◆ **WORK TASK**
Output the full set of records exactly.

◆ **INFORMATION GIVEN**

= = = = = = =

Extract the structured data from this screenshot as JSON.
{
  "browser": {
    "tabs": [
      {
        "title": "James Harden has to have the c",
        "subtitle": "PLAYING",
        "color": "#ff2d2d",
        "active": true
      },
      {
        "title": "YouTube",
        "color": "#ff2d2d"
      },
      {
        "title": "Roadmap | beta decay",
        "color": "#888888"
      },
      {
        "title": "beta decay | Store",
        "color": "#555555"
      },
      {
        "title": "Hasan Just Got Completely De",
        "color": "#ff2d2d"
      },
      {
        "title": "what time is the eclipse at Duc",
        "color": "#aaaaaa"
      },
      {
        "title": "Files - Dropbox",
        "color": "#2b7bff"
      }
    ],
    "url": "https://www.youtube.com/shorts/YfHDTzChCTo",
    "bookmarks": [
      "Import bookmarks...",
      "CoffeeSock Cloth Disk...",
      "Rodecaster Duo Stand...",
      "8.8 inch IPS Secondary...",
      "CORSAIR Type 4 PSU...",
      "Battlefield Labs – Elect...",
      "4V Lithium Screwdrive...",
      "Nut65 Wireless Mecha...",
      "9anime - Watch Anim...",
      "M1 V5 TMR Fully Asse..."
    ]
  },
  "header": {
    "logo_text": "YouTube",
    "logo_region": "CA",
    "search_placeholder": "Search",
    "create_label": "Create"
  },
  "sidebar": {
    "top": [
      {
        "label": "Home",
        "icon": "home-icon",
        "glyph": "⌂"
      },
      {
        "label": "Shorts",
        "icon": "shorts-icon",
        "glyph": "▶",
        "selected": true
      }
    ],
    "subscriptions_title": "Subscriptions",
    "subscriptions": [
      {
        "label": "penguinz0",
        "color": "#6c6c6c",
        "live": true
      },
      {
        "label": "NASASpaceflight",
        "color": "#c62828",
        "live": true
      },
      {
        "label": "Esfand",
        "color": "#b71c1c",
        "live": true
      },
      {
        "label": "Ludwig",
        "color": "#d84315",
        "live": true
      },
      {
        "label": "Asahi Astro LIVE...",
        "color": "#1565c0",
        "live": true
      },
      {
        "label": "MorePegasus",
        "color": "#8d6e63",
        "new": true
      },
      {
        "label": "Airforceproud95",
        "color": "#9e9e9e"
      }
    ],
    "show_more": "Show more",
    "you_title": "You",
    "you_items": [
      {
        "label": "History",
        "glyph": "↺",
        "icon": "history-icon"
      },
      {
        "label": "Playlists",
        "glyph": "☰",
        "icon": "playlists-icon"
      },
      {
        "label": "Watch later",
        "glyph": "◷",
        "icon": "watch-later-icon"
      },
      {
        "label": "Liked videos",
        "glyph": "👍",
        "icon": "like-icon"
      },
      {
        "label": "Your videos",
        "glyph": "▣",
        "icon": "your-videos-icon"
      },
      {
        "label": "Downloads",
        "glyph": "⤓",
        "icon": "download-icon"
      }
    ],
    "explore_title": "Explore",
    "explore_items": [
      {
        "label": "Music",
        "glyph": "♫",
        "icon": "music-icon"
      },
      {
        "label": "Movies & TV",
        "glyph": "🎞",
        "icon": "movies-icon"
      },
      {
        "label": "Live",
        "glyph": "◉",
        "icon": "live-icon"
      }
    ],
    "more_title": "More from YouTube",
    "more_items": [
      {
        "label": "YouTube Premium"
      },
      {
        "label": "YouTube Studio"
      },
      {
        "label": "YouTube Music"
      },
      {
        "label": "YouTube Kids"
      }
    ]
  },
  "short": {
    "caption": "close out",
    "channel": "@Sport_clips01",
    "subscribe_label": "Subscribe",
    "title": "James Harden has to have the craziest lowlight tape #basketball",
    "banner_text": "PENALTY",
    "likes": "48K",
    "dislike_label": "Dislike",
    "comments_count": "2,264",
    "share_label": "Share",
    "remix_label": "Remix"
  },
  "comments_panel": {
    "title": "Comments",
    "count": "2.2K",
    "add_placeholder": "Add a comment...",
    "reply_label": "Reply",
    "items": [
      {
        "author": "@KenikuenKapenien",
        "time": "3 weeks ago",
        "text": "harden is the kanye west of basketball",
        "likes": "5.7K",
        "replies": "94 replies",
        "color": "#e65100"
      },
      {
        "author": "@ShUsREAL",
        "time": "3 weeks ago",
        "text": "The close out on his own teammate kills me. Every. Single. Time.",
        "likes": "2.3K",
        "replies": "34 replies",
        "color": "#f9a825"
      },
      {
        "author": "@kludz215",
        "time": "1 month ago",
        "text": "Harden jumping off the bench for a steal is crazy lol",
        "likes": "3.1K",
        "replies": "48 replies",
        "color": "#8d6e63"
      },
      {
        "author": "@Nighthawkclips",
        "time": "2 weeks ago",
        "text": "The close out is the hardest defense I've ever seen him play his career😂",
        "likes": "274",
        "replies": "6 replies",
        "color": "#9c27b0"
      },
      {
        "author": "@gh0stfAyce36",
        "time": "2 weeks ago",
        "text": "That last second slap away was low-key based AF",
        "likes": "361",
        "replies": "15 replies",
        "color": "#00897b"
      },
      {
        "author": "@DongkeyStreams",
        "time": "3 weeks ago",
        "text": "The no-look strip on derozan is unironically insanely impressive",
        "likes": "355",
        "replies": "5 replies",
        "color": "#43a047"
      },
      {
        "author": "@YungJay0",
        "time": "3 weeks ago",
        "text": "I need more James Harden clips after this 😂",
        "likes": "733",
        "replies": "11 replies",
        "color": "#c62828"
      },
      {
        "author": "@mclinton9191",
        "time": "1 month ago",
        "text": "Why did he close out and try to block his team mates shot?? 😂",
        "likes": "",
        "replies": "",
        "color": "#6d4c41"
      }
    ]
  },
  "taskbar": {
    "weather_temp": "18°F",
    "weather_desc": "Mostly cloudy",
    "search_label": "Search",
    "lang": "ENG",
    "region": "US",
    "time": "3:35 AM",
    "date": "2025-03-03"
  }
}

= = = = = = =

◆ **RESULT FOR THIS TASK**
Extract the structured data from this screenshot as JSON.
{
  "browser": {
    "tabs": [
      {
        "title": "James Harden has to have the c",
        "subtitle": "PLAYING",
        "color": "#ff2d2d",
        "active": true
      },
      {
        "title": "YouTube",
        "color": "#ff2d2d"
      },
      {
        "title": "Roadmap | beta decay",
        "color": "#888888"
      },
      {
        "title": "beta decay | Store",
        "color": "#555555"
      },
      {
        "title": "Hasan Just Got Completely De",
        "color": "#ff2d2d"
      },
      {
        "title": "what time is the eclipse at Duc",
        "color": "#aaaaaa"
      },
      {
        "title": "Files - Dropbox",
        "color": "#2b7bff"
      }
    ],
    "url": "https://www.youtube.com/shorts/YfHDTzChCTo",
    "bookmarks": [
      "Import bookmarks...",
      "CoffeeSock Cloth Disk...",
      "Rodecaster Duo Stand...",
      "8.8 inch IPS Secondary...",
      "CORSAIR Type 4 PSU...",
      "Battlefield Labs – Elect...",
      "4V Lithium Screwdrive...",
      "Nut65 Wireless Mecha...",
      "9anime - Watch Anim...",
      "M1 V5 TMR Fully Asse..."
    ]
  },
  "header": {
    "logo_text": "YouTube",
    "logo_region": "CA",
    "search_placeholder": "Search",
    "create_label": "Create"
  },
  "sidebar": {
    "top": [
      {
        "label": "Home",
        "icon": "home-icon",
        "glyph": "⌂"
      },
      {
        "label": "Shorts",
        "icon": "shorts-icon",
        "glyph": "▶",
        "selected": true
      }
    ],
    "subscriptions_title": "Subscriptions",
    "subscriptions": [
      {
        "label": "penguinz0",
        "color": "#6c6c6c",
        "live": true
      },
      {
        "label": "NASASpaceflight",
        "color": "#c62828",
        "live": true
      },
      {
        "label": "Esfand",
        "color": "#b71c1c",
        "live": true
      },
      {
        "label": "Ludwig",
        "color": "#d84315",
        "live": true
      },
      {
        "label": "Asahi Astro LIVE...",
        "color": "#1565c0",
        "live": true
      },
      {
        "label": "MorePegasus",
        "color": "#8d6e63",
        "new": true
      },
      {
        "label": "Airforceproud95",
        "color": "#9e9e9e"
      }
    ],
    "show_more": "Show more",
    "you_title": "You",
    "you_items": [
      {
        "label": "History",
        "glyph": "↺",
        "icon": "history-icon"
      },
      {
        "label": "Playlists",
        "glyph": "☰",
        "icon": "playlists-icon"
      },
      {
        "label": "Watch later",
        "glyph": "◷",
        "icon": "watch-later-icon"
      },
      {
        "label": "Liked videos",
        "glyph": "👍",
        "icon": "like-icon"
      },
      {
        "label": "Your videos",
        "glyph": "▣",
        "icon": "your-videos-icon"
      },
      {
        "label": "Downloads",
        "glyph": "⤓",
        "icon": "download-icon"
      }
    ],
    "explore_title": "Explore",
    "explore_items": [
      {
        "label": "Music",
        "glyph": "♫",
        "icon": "music-icon"
      },
      {
        "label": "Movies & TV",
        "glyph": "🎞",
        "icon": "movies-icon"
      },
      {
        "label": "Live",
        "glyph": "◉",
        "icon": "live-icon"
      }
    ],
    "more_title": "More from YouTube",
    "more_items": [
      {
        "label": "YouTube Premium"
      },
      {
        "label": "YouTube Studio"
      },
      {
        "label": "YouTube Music"
      },
      {
        "label": "YouTube Kids"
      }
    ]
  },
  "short": {
    "caption": "close out",
    "channel": "@Sport_clips01",
    "subscribe_label": "Subscribe",
    "title": "James Harden has to have the craziest lowlight tape #basketball",
    "banner_text": "PENALTY",
    "likes": "48K",
    "dislike_label": "Dislike",
    "comments_count": "2,264",
    "share_label": "Share",
    "remix_label": "Remix"
  },
  "comments_panel": {
    "title": "Comments",
    "count": "2.2K",
    "add_placeholder": "Add a comment...",
    "reply_label": "Reply",
    "items": [
      {
        "author": "@KenikuenKapenien",
        "time": "3 weeks ago",
        "text": "harden is the kanye west of basketball",
        "likes": "5.7K",
        "replies": "94 replies",
        "color": "#e65100"
      },
      {
        "author": "@ShUsREAL",
        "time": "3 weeks ago",
        "text": "The close out on his own teammate kills me. Every. Single. Time.",
        "likes": "2.3K",
        "replies": "34 replies",
        "color": "#f9a825"
      },
      {
        "author": "@kludz215",
        "time": "1 month ago",
        "text": "Harden jumping off the bench for a steal is crazy lol",
        "likes": "3.1K",
        "replies": "48 replies",
        "color": "#8d6e63"
      },
      {
        "author": "@Nighthawkclips",
        "time": "2 weeks ago",
        "text": "The close out is the hardest defense I've ever seen him play his career😂",
        "likes": "274",
        "replies": "6 replies",
        "color": "#9c27b0"
      },
      {
        "author": "@gh0stfAyce36",
        "time": "2 weeks ago",
        "text": "That last second slap away was low-key based AF",
        "likes": "361",
        "replies": "15 replies",
        "color": "#00897b"
      },
      {
        "author": "@DongkeyStreams",
        "time": "3 weeks ago",
        "text": "The no-look strip on derozan is unironically insanely impressive",
        "likes": "355",
        "replies": "5 replies",
        "color": "#43a047"
      },
      {
        "author": "@YungJay0",
        "time": "3 weeks ago",
        "text": "I need more James Harden clips after this 😂",
        "likes": "733",
        "replies": "11 replies",
        "color": "#c62828"
      },
      {
        "author": "@mclinton9191",
        "time": "1 month ago",
        "text": "Why did he close out and try to block his team mates shot?? 😂",
        "likes": "",
        "replies": "",
        "color": "#6d4c41"
      }
    ]
  },
  "taskbar": {
    "weather_temp": "18°F",
    "weather_desc": "Mostly cloudy",
    "search_label": "Search",
    "lang": "ENG",
    "region": "US",
    "time": "3:35 AM",
    "date": "2025-03-03"
  }
}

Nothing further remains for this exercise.